All the entries that follow must be written out again exactly.

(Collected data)
Start of Block

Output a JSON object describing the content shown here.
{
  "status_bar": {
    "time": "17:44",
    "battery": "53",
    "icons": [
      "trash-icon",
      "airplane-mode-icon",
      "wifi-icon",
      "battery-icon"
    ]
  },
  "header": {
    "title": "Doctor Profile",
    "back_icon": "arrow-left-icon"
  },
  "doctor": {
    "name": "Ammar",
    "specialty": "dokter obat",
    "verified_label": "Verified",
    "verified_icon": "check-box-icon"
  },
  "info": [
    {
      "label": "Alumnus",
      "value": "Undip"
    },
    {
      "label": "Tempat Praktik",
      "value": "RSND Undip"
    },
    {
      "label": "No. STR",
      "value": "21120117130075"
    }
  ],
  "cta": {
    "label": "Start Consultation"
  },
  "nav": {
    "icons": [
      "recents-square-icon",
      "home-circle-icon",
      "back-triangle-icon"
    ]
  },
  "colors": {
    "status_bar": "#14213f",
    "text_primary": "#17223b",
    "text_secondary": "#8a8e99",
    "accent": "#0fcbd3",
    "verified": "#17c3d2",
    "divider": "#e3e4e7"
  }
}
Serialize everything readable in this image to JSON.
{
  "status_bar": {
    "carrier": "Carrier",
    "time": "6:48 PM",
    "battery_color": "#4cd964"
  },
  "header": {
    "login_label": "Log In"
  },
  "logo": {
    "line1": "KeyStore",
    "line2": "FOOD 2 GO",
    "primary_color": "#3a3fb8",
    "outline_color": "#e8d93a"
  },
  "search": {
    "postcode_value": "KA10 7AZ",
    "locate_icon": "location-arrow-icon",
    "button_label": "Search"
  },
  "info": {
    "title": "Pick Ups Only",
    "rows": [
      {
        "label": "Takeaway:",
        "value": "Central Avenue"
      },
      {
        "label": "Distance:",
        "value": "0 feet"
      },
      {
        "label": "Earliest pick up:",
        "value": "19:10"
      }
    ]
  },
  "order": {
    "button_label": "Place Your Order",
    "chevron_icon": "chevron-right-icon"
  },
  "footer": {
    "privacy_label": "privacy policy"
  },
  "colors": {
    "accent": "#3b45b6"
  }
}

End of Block

#### EXERCISE RESULT:
Output a JSON object describing the content shown here.
{
  "status_bar": {
    "time": "17:44",
    "battery": "53",
    "icons": [
      "trash-icon",
      "airplane-mode-icon",
      "wifi-icon",
      "battery-icon"
    ]
  },
  "header": {
    "title": "Doctor Profile",
    "back_icon": "arrow-left-icon"
  },
  "doctor": {
    "name": "Ammar",
    "specialty": "dokter obat",
    "verified_label": "Verified",
    "verified_icon": "check-box-icon"
  },
  "info": [
    {
      "label": "Alumnus",
      "value": "Undip"
    },
    {
      "label": "Tempat Praktik",
      "value": "RSND Undip"
    },
    {
      "label": "No. STR",
      "value": "21120117130075"
    }
  ],
  "cta": {
    "label": "Start Consultation"
  },
  "nav": {
    "icons": [
      "recents-square-icon",
      "home-circle-icon",
      "back-triangle-icon"
    ]
  },
  "colors": {
    "status_bar": "#14213f",
    "text_primary": "#17223b",
    "text_secondary": "#8a8e99",
    "accent": "#0fcbd3",
    "verified": "#17c3d2",
    "divider": "#e3e4e7"
  }
}
Serialize everything readable in this image to JSON.
{
  "status_bar": {
    "carrier": "Carrier",
    "time": "6:48 PM",
    "battery_color": "#4cd964"
  },
  "header": {
    "login_label": "Log In"
  },
  "logo": {
    "line1": "KeyStore",
    "line2": "FOOD 2 GO",
    "primary_color": "#3a3fb8",
    "outline_color": "#e8d93a"
  },
  "search": {
    "postcode_value": "KA10 7AZ",
    "locate_icon": "location-arrow-icon",
    "button_label": "Search"
  },
  "info": {
    "title": "Pick Ups Only",
    "rows": [
      {
        "label": "Takeaway:",
        "value": "Central Avenue"
      },
      {
        "label": "Distance:",
        "value": "0 feet"
      },
      {
        "label": "Earliest pick up:",
        "value": "19:10"
      }
    ]
  },
  "order": {
    "button_label": "Place Your Order",
    "chevron_icon": "chevron-right-icon"
  },
  "footer": {
    "privacy_label": "privacy policy"
  },
  "colors": {
    "accent": "#3b45b6"
  }
}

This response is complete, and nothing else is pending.